Tide Levels and Storms
Tide levels can vary significantly depending on the time of day and weather. Some tides can be extremely high, while others can be very low. These changes in sea level are caused by the combined gravitational forces of the moon and sun. The tides are also affected by wind and barometric pressure changes. They can be used to predict the tides, but are not accurate in all cases. Those living along the coast should take note of the tides and their predicted range and use them to assess risks.
In coastal areas, the highest tides are generally at new or full moons. This is because the gravity of the moon and sun are aligned. However, other astronomical factors can affect the tides, including the Earth’s rotation, the Sun’s orbit and the Moon’s position. It’s important to check the tidal predictions before traveling to a shoreline.
In North Carolina, the difference between the highest and lowest tide levels usually hovers around three feet. If the difference between the highest and lowest tides differs by more than a foot, this may indicate a change in wind or atmospheric pressure. Winds can affect the water level more than lunar tides, especially in Pamlico Sound.
While the tides are most important to those living near the coast, they can also affect people who are inland. For example, the highest tides during a storm can bring flooding, especially in low-lying coastal communities. A storm can also bring a storm surge, which is higher than the sea level at the shore. Storm surges are a result of piling up of water from the deep ocean onto the shore. When the water comes ashore, it carries sand and other materials seaward, causing minor street flooding and rough surf.
Although some of these changes are caused by the wind and the barometric pressure, the tides are the major source of short-term changes in sea level. Usually, the largest changes happen during large storms. Depending on the weather conditions, a hurricane or a non-tropical storm can cause a surge or a tsunami. During these events, the level of the water can increase by up to 20 feet. As the storm moves away, the tides continue to rise.

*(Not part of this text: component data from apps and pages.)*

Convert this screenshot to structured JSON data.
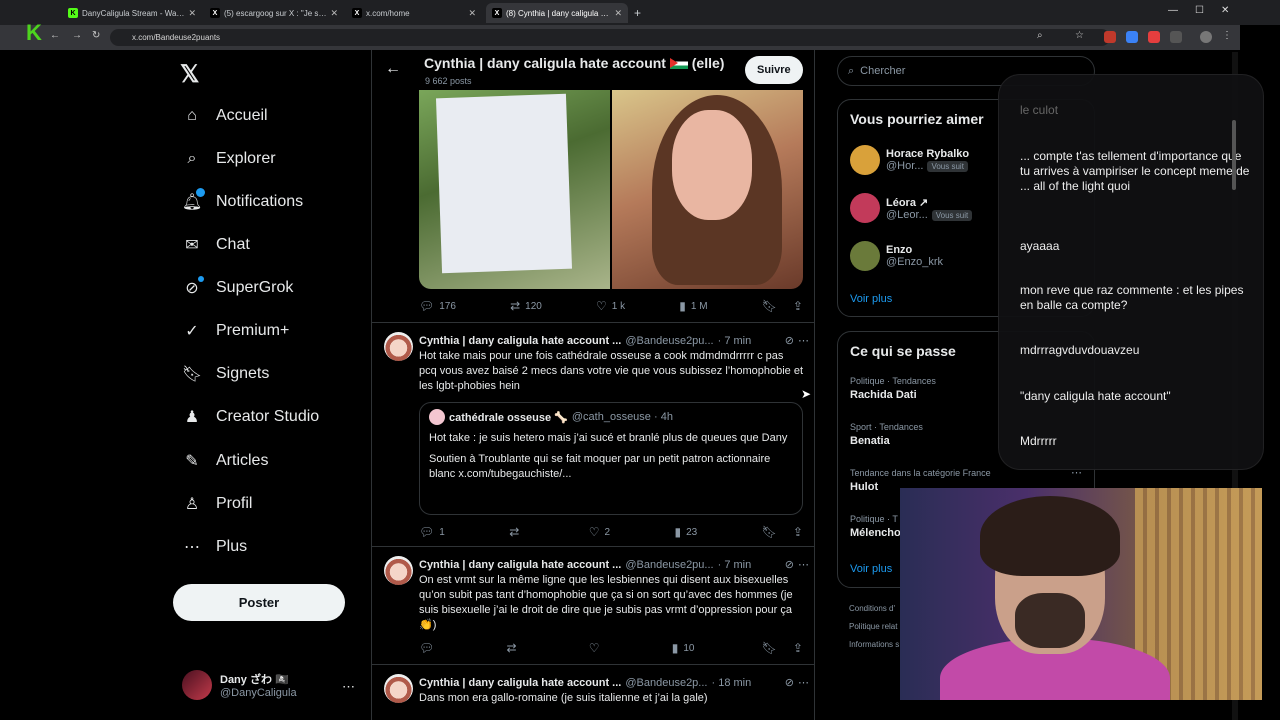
{
  "tabs": [
    {
      "label": "DanyCaligula Stream - Watch L",
      "fav": "K",
      "fav_color": "#53fc18"
    },
    {
      "label": "(5) escargoog sur X : \"Je suis pl",
      "fav": "X",
      "fav_color": "#ffffff"
    },
    {
      "label": "x.com/home",
      "fav": "X",
      "fav_color": "#ffffff"
    },
    {
      "label": "(8) Cynthia | dany caligula hate",
      "fav": "X",
      "fav_color": "#ffffff"
    }
  ],
  "url": "x.com/Bandeuse2puants",
  "nav": {
    "items": [
      {
        "label": "Accueil",
        "icon": "home-icon"
      },
      {
        "label": "Explorer",
        "icon": "search-icon"
      },
      {
        "label": "Notifications",
        "icon": "bell-icon"
      },
      {
        "label": "Chat",
        "icon": "mail-icon"
      },
      {
        "label": "SuperGrok",
        "icon": "grok-icon"
      },
      {
        "label": "Premium+",
        "icon": "verified-icon"
      },
      {
        "label": "Signets",
        "icon": "bookmark-icon"
      },
      {
        "label": "Creator Studio",
        "icon": "creator-icon"
      },
      {
        "label": "Articles",
        "icon": "articles-icon"
      },
      {
        "label": "Profil",
        "icon": "person-icon"
      },
      {
        "label": "Plus",
        "icon": "more-icon"
      }
    ],
    "post_label": "Poster",
    "me": {
      "name": "Dany ざわ 🏴‍☠️",
      "handle": "@DanyCaligula"
    }
  },
  "header": {
    "title": "Cynthia | dany caligula hate account",
    "title_suffix": "(elle)",
    "subtitle": "9 662 posts",
    "follow_label": "Suivre"
  },
  "first_tweet_actions": {
    "replies": "176",
    "reposts": "120",
    "likes": "1 k",
    "views": "1 M"
  },
  "tweets": [
    {
      "name": "Cynthia | dany caligula hate account ...",
      "handle": "@Bandeuse2pu...",
      "time": "· 7 min",
      "text": "Hot take mais pour une fois cathédrale osseuse a cook mdmdmdrrrrr c pas pcq vous avez baisé 2 mecs dans votre vie que vous subissez l’homophobie et les lgbt-phobies hein",
      "quote": {
        "name": "cathédrale osseuse 🦴",
        "handle": "@cath_osseuse · 4h",
        "text1": "Hot take : je suis hetero mais j’ai sucé et branlé plus de queues que Dany",
        "text2": "Soutien à Troublante qui se fait moquer par un petit patron actionnaire blanc x.com/tubegauchiste/..."
      },
      "replies": "1",
      "reposts": "",
      "likes": "2",
      "views": "23"
    },
    {
      "name": "Cynthia | dany caligula hate account ...",
      "handle": "@Bandeuse2pu...",
      "time": "· 7 min",
      "text": "On est vrmt sur la même ligne que les lesbiennes qui disent aux bisexuelles qu’on subit pas tant d’homophobie que ça si on sort qu’avec des hommes (je suis bisexuelle j’ai le droit de dire que je subis pas vrmt d’oppression pour ça 👏)",
      "replies": "",
      "reposts": "",
      "likes": "",
      "views": "10"
    },
    {
      "name": "Cynthia | dany caligula hate account ...",
      "handle": "@Bandeuse2p...",
      "time": "· 18 min",
      "text": "Dans mon era gallo-romaine (je suis italienne et j’ai la gale)"
    }
  ],
  "right": {
    "search_placeholder": "Chercher",
    "suggest_title": "Vous pourriez aimer",
    "suggestions": [
      {
        "name": "Horace Rybalko",
        "handle": "@Hor...",
        "badge": "Vous suit",
        "color": "#d9a13a"
      },
      {
        "name": "Léora ↗",
        "handle": "@Leor...",
        "badge": "Vous suit",
        "color": "#c23a5a"
      },
      {
        "name": "Enzo",
        "handle": "@Enzo_krk",
        "badge": "",
        "color": "#6a7a3a"
      }
    ],
    "see_more": "Voir plus",
    "trends_title": "Ce qui se passe",
    "trends": [
      {
        "category": "Politique · Tendances",
        "title": "Rachida Dati"
      },
      {
        "category": "Sport · Tendances",
        "title": "Benatia"
      },
      {
        "category": "Tendance dans la catégorie France",
        "title": "Hulot"
      },
      {
        "category": "Politique · T",
        "title": "Mélencho"
      }
    ],
    "footer": [
      "Conditions d'",
      "Politique relat",
      "Informations s"
    ]
  },
  "chat": [
    {
      "text": "le culot",
      "dim": true
    },
    {
      "text": "... compte t'as tellement d'importance que tu arrives à vampiriser le concept meme de ... all of the light quoi",
      "dim": false
    },
    {
      "text": "ayaaaa",
      "dim": false
    },
    {
      "text": "mon reve que raz commente : et les pipes en balle ca compte?",
      "dim": false
    },
    {
      "text": "mdrrragvduvdouavzeu",
      "dim": false
    },
    {
      "text": "\"dany caligula hate account\"",
      "dim": false
    },
    {
      "text": "Mdrrrrr",
      "dim": false
    }
  ]
}
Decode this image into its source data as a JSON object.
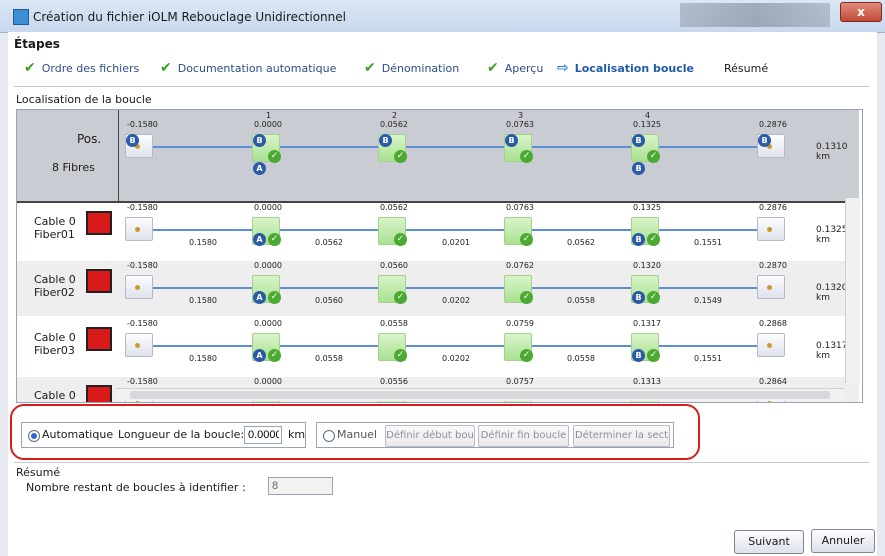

The tides of the Bay of Fundy are among the highest on Earth. This is because the ocean here is far from the continental shelf. That makes it a perfect place to study high-tide levels. The maximum range measured in Burntcoat Head in the Bay of Fundy in November 1998 was 16.3 metres.
High tides are caused by a combination of the lunar gravity and the Earth’s rotational force. The tides are normally two-hour periods, and a new or full moon can cause minor flooding. There are two types of tides, semidiurnal and diurnal. Semidiurnal tides are typical along the East Coast. On the other hand, diurnal tides are more common on the West Coast.
Other causes of change in tides include tidal cycles and seasonal weather patterns. New moon and full moon tides are especially likely to cause flooding, especially in areas that are prone to floods.